"Silent House" twists camera and narrative alike, but repulses more than it scares.
Though it’s based on the like-titled Uruguayan film “La Casa Muda,” “Silent House” seems oddly named for a thriller whose titular abode boasts the creaky floorboards of an old, dark genre. Taking place in real time via one apparently unbroken shot, this technically impressive, ultimately sleazy indie puts its heavy-breathing and buxom young heroine (Elizabeth Olsen) through the ringer for 87 minutes and leaves a sour aftertaste even by the brutalizing standards of modern horror. Another stylistic exercise from “Open Water” directors Chris Kentis and Laura Lau, “Silent House” twists camera and narrative alike, but repulses more than it scares.
Impeccably choreographed, if too often to ogle Olsen’s ample cleavage, the action opens on high, above a craggy lakeshore, as d.p. Igor Martinovic’s HD camera glides down to settle on Sarah (Olsen), a college-age beauty working with her dad John (Adam Trese) and uncle Peter (Eric Sheffer Stevens) to ready the family’s dilapidated cabin for sale. That Sarah’s elders look nearly young enough to be her boyfriends gives the pic a queasy feel from the start, as does the fact that the woman gets visibly disconcerted whenever someone — including pushy childhood playmate Sophia (Julia Taylor Ross) — brings up the distant past.
Shuttered from the inside, the large, dust-covered house emits all manner of weird noises, and with indoor lighting limited to that from battery-powered lanterns, false scares abound. Sarah, implausibly clad for housework in a miniskirt, white camisole, and wide-open cardigan, gets jittery by degrees, as a door slams shut, Dad momentarily disappears, and a bottle appears out of nowhere to roll along a crooked floor.

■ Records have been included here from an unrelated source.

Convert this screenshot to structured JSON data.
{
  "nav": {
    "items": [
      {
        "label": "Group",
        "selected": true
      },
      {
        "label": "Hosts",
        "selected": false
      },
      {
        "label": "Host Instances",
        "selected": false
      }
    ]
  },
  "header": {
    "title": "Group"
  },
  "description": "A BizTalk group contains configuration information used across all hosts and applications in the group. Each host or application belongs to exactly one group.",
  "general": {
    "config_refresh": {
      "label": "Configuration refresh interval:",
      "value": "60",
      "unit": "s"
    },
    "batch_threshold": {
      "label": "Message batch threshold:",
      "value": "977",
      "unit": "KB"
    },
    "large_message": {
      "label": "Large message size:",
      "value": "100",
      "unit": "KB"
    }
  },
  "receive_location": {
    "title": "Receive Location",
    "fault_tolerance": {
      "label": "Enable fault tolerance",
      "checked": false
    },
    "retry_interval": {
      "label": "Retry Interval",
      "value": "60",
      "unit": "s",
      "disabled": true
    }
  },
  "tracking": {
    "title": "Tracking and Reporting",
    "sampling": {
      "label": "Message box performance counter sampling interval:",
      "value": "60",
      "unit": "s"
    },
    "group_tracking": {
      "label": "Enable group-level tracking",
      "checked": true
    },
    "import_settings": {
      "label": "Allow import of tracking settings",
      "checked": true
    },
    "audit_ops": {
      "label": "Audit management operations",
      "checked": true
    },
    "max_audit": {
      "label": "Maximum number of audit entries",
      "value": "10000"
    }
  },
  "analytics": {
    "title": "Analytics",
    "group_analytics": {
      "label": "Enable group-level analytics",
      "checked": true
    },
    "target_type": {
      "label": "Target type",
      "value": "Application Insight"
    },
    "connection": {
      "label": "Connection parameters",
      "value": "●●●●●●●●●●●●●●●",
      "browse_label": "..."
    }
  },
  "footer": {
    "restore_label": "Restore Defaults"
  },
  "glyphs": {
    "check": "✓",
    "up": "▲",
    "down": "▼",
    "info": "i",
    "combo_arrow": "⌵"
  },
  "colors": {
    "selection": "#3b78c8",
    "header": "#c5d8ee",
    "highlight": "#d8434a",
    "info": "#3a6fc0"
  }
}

What happens next can’t be described without spoiling the pic’s surprises, such as they are. Suffice it to say that Sarah’s camisole turns crimson in a couple of places, the house is visited by two other creepy figures, and the ending throws all that has preceded it into a new and rather ugly light. Kentis and Lau get mildly Hitchcockian with popping flashbulbs out of “Rear Window” and at least one “Rope”-style trick to disguise an edit, but “Silent House” mainly leans on its Uruguayan predecessor, give or take the final minutes of “REC” and “The Blair Witch Project.”
Pulling off the thespian equivalent of running a marathon, the hyperventilating Olsen works awfully hard in the service of a film that, in the end, does little or nothing to preserve her character’s integrity. And as Trese and Stevens utterly fail to convince as father and uncle, respectively, the pic’s true star is Martinovic’s unblinking camera, which really ought to have been let loose in some other house.